[DATA — start]

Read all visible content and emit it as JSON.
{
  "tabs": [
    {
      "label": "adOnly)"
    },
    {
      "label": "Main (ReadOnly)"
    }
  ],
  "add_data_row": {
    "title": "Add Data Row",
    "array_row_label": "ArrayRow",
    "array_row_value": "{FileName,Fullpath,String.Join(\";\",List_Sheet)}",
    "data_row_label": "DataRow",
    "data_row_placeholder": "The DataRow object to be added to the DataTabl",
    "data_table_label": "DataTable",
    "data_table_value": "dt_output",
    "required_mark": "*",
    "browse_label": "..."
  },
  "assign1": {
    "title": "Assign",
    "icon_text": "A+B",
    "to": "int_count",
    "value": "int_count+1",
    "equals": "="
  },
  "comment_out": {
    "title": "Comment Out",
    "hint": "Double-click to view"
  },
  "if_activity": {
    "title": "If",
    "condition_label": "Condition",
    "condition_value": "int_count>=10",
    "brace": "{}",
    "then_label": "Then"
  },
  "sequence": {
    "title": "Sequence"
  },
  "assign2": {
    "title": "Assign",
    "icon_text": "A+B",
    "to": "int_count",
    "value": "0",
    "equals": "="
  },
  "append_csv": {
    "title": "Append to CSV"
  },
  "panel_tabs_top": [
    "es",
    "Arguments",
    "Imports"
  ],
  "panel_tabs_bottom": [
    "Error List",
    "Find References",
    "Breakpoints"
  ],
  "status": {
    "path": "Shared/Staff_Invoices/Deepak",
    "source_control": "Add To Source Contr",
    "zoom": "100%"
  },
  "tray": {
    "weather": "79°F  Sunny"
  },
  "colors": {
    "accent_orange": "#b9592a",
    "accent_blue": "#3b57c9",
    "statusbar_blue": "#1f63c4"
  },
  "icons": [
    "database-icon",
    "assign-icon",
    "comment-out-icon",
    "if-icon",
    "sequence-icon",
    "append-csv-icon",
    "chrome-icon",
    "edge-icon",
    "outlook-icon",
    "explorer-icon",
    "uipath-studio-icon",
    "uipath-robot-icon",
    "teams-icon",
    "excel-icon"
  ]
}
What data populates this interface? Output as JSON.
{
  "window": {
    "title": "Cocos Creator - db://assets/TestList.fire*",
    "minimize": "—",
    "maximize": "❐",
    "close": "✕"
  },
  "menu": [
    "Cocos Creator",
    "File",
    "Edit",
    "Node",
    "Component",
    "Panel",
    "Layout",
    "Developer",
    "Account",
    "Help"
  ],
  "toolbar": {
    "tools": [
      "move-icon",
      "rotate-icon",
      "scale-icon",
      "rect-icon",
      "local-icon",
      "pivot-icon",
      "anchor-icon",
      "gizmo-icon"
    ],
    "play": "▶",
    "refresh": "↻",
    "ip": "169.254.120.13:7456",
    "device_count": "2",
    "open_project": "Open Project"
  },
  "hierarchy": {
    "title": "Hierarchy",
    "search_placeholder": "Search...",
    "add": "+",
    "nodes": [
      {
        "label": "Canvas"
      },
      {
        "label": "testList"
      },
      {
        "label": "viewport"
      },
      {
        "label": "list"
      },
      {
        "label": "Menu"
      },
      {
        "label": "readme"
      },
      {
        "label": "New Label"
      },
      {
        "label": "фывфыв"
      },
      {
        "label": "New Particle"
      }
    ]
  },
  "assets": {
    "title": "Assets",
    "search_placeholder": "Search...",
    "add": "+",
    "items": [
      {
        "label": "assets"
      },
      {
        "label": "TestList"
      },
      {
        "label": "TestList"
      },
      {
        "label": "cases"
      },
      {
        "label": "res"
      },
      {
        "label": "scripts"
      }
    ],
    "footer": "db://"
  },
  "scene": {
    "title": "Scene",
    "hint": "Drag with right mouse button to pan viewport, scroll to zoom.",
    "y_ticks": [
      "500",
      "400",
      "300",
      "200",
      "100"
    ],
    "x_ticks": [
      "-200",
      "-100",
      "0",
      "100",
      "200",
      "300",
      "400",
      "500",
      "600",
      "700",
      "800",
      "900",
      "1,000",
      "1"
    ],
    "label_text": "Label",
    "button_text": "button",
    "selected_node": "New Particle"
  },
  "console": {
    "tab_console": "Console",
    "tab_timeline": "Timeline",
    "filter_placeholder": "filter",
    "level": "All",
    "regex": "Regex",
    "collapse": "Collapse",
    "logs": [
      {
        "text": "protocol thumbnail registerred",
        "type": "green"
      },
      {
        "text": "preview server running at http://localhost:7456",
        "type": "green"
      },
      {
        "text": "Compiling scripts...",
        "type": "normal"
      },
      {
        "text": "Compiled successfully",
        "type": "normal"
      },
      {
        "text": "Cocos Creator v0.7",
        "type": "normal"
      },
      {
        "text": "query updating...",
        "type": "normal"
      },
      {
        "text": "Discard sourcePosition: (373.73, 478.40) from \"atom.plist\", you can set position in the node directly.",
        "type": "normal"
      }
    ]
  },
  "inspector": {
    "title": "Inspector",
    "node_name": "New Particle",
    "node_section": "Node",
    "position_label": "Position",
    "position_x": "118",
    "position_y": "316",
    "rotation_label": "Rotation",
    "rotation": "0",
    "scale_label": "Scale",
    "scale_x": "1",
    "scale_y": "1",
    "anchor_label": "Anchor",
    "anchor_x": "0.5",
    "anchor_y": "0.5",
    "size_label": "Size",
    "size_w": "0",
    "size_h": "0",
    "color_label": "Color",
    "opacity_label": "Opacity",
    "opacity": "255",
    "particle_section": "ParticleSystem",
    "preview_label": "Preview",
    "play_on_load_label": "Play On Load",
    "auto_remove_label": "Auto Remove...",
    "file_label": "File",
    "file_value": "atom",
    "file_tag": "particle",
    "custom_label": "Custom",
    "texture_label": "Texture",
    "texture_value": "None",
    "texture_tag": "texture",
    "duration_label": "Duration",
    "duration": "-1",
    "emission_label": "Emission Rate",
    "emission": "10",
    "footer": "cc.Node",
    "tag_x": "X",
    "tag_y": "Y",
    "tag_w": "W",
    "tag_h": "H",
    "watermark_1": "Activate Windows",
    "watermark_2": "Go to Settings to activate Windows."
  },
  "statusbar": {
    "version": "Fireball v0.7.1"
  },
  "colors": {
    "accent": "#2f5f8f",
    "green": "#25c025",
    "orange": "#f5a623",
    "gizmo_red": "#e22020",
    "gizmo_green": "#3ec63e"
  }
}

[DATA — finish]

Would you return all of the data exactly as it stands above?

Read all visible content and emit it as JSON.
{
  "tabs": [
    {
      "label": "adOnly)"
    },
    {
      "label": "Main (ReadOnly)"
    }
  ],
  "add_data_row": {
    "title": "Add Data Row",
    "array_row_label": "ArrayRow",
    "array_row_value": "{FileName,Fullpath,String.Join(\";\",List_Sheet)}",
    "data_row_label": "DataRow",
    "data_row_placeholder": "The DataRow object to be added to the DataTabl",
    "data_table_label": "DataTable",
    "data_table_value": "dt_output",
    "required_mark": "*",
    "browse_label": "..."
  },
  "assign1": {
    "title": "Assign",
    "icon_text": "A+B",
    "to": "int_count",
    "value": "int_count+1",
    "equals": "="
  },
  "comment_out": {
    "title": "Comment Out",
    "hint": "Double-click to view"
  },
  "if_activity": {
    "title": "If",
    "condition_label": "Condition",
    "condition_value": "int_count>=10",
    "brace": "{}",
    "then_label": "Then"
  },
  "sequence": {
    "title": "Sequence"
  },
  "assign2": {
    "title": "Assign",
    "icon_text": "A+B",
    "to": "int_count",
    "value": "0",
    "equals": "="
  },
  "append_csv": {
    "title": "Append to CSV"
  },
  "panel_tabs_top": [
    "es",
    "Arguments",
    "Imports"
  ],
  "panel_tabs_bottom": [
    "Error List",
    "Find References",
    "Breakpoints"
  ],
  "status": {
    "path": "Shared/Staff_Invoices/Deepak",
    "source_control": "Add To Source Contr",
    "zoom": "100%"
  },
  "tray": {
    "weather": "79°F  Sunny"
  },
  "colors": {
    "accent_orange": "#b9592a",
    "accent_blue": "#3b57c9",
    "statusbar_blue": "#1f63c4"
  },
  "icons": [
    "database-icon",
    "assign-icon",
    "comment-out-icon",
    "if-icon",
    "sequence-icon",
    "append-csv-icon",
    "chrome-icon",
    "edge-icon",
    "outlook-icon",
    "explorer-icon",
    "uipath-studio-icon",
    "uipath-robot-icon",
    "teams-icon",
    "excel-icon"
  ]
}
What data populates this interface? Output as JSON.
{
  "window": {
    "title": "Cocos Creator - db://assets/TestList.fire*",
    "minimize": "—",
    "maximize": "❐",
    "close": "✕"
  },
  "menu": [
    "Cocos Creator",
    "File",
    "Edit",
    "Node",
    "Component",
    "Panel",
    "Layout",
    "Developer",
    "Account",
    "Help"
  ],
  "toolbar": {
    "tools": [
      "move-icon",
      "rotate-icon",
      "scale-icon",
      "rect-icon",
      "local-icon",
      "pivot-icon",
      "anchor-icon",
      "gizmo-icon"
    ],
    "play": "▶",
    "refresh": "↻",
    "ip": "169.254.120.13:7456",
    "device_count": "2",
    "open_project": "Open Project"
  },
  "hierarchy": {
    "title": "Hierarchy",
    "search_placeholder": "Search...",
    "add": "+",
    "nodes": [
      {
        "label": "Canvas"
      },
      {
        "label": "testList"
      },
      {
        "label": "viewport"
      },
      {
        "label": "list"
      },
      {
        "label": "Menu"
      },
      {
        "label": "readme"
      },
      {
        "label": "New Label"
      },
      {
        "label": "фывфыв"
      },
      {
        "label": "New Particle"
      }
    ]
  },
  "assets": {
    "title": "Assets",
    "search_placeholder": "Search...",
    "add": "+",
    "items": [
      {
        "label": "assets"
      },
      {
        "label": "TestList"
      },
      {
        "label": "TestList"
      },
      {
        "label": "cases"
      },
      {
        "label": "res"
      },
      {
        "label": "scripts"
      }
    ],
    "footer": "db://"
  },
  "scene": {
    "title": "Scene",
    "hint": "Drag with right mouse button to pan viewport, scroll to zoom.",
    "y_ticks": [
      "500",
      "400",
      "300",
      "200",
      "100"
    ],
    "x_ticks": [
      "-200",
      "-100",
      "0",
      "100",
      "200",
      "300",
      "400",
      "500",
      "600",
      "700",
      "800",
      "900",
      "1,000",
      "1"
    ],
    "label_text": "Label",
    "button_text": "button",
    "selected_node": "New Particle"
  },
  "console": {
    "tab_console": "Console",
    "tab_timeline": "Timeline",
    "filter_placeholder": "filter",
    "level": "All",
    "regex": "Regex",
    "collapse": "Collapse",
    "logs": [
      {
        "text": "protocol thumbnail registerred",
        "type": "green"
      },
      {
        "text": "preview server running at http://localhost:7456",
        "type": "green"
      },
      {
        "text": "Compiling scripts...",
        "type": "normal"
      },
      {
        "text": "Compiled successfully",
        "type": "normal"
      },
      {
        "text": "Cocos Creator v0.7",
        "type": "normal"
      },
      {
        "text": "query updating...",
        "type": "normal"
      },
      {
        "text": "Discard sourcePosition: (373.73, 478.40) from \"atom.plist\", you can set position in the node directly.",
        "type": "normal"
      }
    ]
  },
  "inspector": {
    "title": "Inspector",
    "node_name": "New Particle",
    "node_section": "Node",
    "position_label": "Position",
    "position_x": "118",
    "position_y": "316",
    "rotation_label": "Rotation",
    "rotation": "0",
    "scale_label": "Scale",
    "scale_x": "1",
    "scale_y": "1",
    "anchor_label": "Anchor",
    "anchor_x": "0.5",
    "anchor_y": "0.5",
    "size_label": "Size",
    "size_w": "0",
    "size_h": "0",
    "color_label": "Color",
    "opacity_label": "Opacity",
    "opacity": "255",
    "particle_section": "ParticleSystem",
    "preview_label": "Preview",
    "play_on_load_label": "Play On Load",
    "auto_remove_label": "Auto Remove...",
    "file_label": "File",
    "file_value": "atom",
    "file_tag": "particle",
    "custom_label": "Custom",
    "texture_label": "Texture",
    "texture_value": "None",
    "texture_tag": "texture",
    "duration_label": "Duration",
    "duration": "-1",
    "emission_label": "Emission Rate",
    "emission": "10",
    "footer": "cc.Node",
    "tag_x": "X",
    "tag_y": "Y",
    "tag_w": "W",
    "tag_h": "H",
    "watermark_1": "Activate Windows",
    "watermark_2": "Go to Settings to activate Windows."
  },
  "statusbar": {
    "version": "Fireball v0.7.1"
  },
  "colors": {
    "accent": "#2f5f8f",
    "green": "#25c025",
    "orange": "#f5a623",
    "gizmo_red": "#e22020",
    "gizmo_green": "#3ec63e"
  }
}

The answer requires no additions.